[Opening Material for this exercise section]

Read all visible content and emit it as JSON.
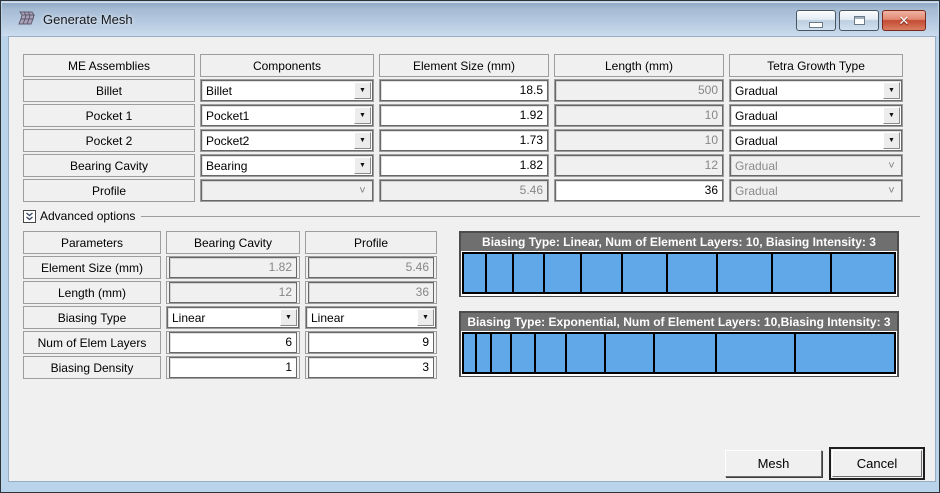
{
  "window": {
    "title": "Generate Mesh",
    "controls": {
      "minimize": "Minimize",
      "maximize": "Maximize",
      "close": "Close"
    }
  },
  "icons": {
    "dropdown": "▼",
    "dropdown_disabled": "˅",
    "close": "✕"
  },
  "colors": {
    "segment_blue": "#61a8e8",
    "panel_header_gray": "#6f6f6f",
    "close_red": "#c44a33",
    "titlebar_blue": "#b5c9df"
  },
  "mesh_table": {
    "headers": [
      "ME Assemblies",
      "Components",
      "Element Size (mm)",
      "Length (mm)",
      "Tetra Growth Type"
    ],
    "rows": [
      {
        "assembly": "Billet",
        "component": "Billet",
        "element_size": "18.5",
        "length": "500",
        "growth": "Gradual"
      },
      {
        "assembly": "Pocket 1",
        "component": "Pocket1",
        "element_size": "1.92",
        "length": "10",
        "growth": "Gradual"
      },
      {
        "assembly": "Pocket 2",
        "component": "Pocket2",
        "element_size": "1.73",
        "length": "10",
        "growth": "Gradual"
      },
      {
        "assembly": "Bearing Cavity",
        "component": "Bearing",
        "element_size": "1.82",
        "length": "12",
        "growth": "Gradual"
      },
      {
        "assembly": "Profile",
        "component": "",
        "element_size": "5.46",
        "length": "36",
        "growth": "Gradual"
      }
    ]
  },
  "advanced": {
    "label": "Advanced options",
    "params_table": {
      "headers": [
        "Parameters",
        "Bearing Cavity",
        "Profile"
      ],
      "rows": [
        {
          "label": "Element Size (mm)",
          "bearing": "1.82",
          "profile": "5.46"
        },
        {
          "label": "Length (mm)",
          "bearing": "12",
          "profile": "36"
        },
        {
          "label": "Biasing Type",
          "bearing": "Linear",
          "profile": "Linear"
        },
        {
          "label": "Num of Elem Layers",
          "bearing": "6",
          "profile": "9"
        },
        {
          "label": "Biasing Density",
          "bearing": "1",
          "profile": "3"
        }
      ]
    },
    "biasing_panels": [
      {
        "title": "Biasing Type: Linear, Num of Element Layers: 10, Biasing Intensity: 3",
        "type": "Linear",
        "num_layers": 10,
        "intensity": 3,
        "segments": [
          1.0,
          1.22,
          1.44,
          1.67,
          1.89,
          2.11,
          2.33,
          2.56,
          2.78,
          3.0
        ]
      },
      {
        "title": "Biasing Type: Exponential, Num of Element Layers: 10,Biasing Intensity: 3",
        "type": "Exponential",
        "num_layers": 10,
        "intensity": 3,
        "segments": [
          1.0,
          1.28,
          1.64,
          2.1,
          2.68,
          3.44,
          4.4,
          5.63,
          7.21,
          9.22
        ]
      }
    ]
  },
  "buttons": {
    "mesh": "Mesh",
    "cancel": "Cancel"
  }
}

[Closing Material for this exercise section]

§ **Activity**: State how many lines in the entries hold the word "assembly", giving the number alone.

§ **Answer to this exercise**: 5